What worries Carroll educators like Brian L. Lockard most about waveafter wave of state budget cuts is dwindling money for teacher instruction related to the Maryland School Performance Program.
Although Carroll fared well in the most recent report card -- placing third among the state's 24 school systems -- Lockard, assistant superintendent of instruction, said additional money is needed to sustain improvement.
For the most part, improvement is what Carroll educators saw in the report card released in November.

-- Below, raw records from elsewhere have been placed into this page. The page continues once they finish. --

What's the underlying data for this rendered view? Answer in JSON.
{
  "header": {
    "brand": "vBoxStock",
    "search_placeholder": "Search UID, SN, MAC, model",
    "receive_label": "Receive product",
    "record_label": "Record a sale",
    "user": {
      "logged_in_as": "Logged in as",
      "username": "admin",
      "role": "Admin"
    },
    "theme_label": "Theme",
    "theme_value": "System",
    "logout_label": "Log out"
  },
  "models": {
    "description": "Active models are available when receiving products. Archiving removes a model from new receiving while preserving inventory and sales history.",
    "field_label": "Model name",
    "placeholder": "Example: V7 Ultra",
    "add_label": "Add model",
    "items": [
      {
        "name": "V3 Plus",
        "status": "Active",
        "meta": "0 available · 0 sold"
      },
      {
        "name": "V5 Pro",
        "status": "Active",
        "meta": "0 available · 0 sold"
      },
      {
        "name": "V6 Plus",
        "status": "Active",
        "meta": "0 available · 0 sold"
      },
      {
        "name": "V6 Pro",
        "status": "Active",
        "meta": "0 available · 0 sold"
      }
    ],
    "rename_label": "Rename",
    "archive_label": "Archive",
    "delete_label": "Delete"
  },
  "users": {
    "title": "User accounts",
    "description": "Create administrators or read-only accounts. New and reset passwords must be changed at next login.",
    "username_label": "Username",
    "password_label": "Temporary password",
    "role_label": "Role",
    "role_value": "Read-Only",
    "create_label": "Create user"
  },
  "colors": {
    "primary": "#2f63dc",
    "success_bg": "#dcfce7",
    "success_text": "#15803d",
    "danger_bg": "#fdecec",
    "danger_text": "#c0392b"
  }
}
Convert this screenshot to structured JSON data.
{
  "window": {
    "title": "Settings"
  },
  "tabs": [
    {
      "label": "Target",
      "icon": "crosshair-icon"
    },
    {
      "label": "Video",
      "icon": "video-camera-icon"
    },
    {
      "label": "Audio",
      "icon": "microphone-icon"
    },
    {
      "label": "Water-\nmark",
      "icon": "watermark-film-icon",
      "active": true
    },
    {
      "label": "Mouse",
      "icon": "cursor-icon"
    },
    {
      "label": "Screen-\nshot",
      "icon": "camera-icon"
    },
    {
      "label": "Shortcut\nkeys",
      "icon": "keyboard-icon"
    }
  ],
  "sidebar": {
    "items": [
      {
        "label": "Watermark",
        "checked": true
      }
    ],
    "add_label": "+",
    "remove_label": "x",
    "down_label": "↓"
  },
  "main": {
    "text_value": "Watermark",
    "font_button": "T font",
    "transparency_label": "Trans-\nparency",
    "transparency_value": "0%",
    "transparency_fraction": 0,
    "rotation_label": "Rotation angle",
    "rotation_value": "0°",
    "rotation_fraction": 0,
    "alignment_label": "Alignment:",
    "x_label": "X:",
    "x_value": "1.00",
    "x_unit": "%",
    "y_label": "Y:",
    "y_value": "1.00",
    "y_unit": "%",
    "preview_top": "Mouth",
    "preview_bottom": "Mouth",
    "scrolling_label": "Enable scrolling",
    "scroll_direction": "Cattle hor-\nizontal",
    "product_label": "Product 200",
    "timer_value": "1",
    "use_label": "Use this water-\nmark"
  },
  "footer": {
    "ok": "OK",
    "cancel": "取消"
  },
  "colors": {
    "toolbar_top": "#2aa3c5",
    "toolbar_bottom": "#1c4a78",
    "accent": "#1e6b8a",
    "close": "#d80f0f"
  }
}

Students scored "satisfactory" or "excellent' ratings in 11 of the 13 areas of the MSPP, which evaluates each district against academic and pupil participation criteria.
Carroll achieved the state's "satisfactory" or "excellent" standards in all but writing and secondary school attendance.
Satisfactory scores were achieved among first-time test-takers in reading, math and citizenship; in math and citizenship scores among juniors; and inelementary attendance and dropout rates. Excellent scores were attained in reading, writing and "passing all tests" among juniors.
Thedrop in writing scores -- 10.4 percent from the 1990 report card -- mirrored a decline in scores among first-time test-takers across the state. Carroll educators, pledging to focus on improving writing overthe next year, conceded they may have placed "inflated confidence" in past success.
This year's report card was broadened from eight to 13 categories. School districts are reporting the outcomes of testsgiven to high school juniors in reading, math, writing and citizenship.
Included in the state's annual release last fall was a breakdown of performance by schools. Although the breakdown is likely to prompt comparisons among schools, school officials said the results are not important. What is important, they said, is the comparisons between the results achieved this year and last.
Future reports will indicate each system's year-by-year progress toward achievement standards. In addition, results of the state's criterion-referenced tests, given to third-, fifth- and eighth-grade students last year, will be released in the November 1992 report. Students were tested in reading,math, writing and language usage, social studies and science.
Superintendent R. Edward Shilling has stressed that programs need to be put in place to teach higher-level thinking skills that will be measured by criterion-referenced tests.
Like Lockard, Shilling has expressed concerns that present levels of financing are insufficient to provide these programs and that student performance will be affected.